#### [Component data from apps and pages]
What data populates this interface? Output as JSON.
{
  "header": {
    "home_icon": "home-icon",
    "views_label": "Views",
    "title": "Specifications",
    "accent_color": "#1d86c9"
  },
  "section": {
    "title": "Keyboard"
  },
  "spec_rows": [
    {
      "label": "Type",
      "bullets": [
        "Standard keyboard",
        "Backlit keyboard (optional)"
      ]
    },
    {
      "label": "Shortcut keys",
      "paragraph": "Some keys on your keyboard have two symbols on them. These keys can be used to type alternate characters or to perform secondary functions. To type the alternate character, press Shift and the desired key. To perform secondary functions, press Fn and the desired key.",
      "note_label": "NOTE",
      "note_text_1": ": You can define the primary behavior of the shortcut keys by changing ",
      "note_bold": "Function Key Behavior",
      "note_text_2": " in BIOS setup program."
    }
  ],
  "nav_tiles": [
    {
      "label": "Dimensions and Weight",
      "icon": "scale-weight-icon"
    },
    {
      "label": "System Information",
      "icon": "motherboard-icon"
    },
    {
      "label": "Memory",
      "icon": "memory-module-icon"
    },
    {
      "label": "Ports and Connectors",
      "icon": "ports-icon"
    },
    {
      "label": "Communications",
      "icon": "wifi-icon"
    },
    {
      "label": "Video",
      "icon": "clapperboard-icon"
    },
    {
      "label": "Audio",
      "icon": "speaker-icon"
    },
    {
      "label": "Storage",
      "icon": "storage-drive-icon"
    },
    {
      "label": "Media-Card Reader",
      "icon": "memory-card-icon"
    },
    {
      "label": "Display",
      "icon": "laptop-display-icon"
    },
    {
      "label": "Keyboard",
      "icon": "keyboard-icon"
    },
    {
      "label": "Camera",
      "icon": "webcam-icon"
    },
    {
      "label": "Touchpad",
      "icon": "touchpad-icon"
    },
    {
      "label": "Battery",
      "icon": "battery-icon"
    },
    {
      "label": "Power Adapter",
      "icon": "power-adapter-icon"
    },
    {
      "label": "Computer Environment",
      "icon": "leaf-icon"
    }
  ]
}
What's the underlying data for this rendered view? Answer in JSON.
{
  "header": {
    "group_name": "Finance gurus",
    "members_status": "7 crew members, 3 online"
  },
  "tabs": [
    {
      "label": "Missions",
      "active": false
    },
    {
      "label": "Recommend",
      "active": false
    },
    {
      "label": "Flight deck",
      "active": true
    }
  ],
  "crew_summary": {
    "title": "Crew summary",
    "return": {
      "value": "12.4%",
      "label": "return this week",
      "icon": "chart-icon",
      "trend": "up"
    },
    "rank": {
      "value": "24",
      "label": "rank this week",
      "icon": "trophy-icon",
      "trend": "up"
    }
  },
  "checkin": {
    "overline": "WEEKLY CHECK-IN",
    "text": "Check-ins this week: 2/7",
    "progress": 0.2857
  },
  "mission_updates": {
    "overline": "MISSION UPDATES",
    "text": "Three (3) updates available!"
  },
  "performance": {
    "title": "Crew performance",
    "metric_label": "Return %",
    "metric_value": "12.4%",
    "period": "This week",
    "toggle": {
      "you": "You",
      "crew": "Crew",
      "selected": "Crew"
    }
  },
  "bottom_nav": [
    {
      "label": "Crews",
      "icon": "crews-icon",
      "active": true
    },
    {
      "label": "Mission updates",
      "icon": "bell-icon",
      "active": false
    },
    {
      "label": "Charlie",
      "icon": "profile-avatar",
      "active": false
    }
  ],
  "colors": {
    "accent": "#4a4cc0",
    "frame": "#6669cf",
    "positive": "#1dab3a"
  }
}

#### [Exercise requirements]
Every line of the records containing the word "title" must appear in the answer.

#### [Exercise response]
    "title": "Specifications",
    "title": "Keyboard"
    "title": "Crew summary",
    "title": "Crew performance",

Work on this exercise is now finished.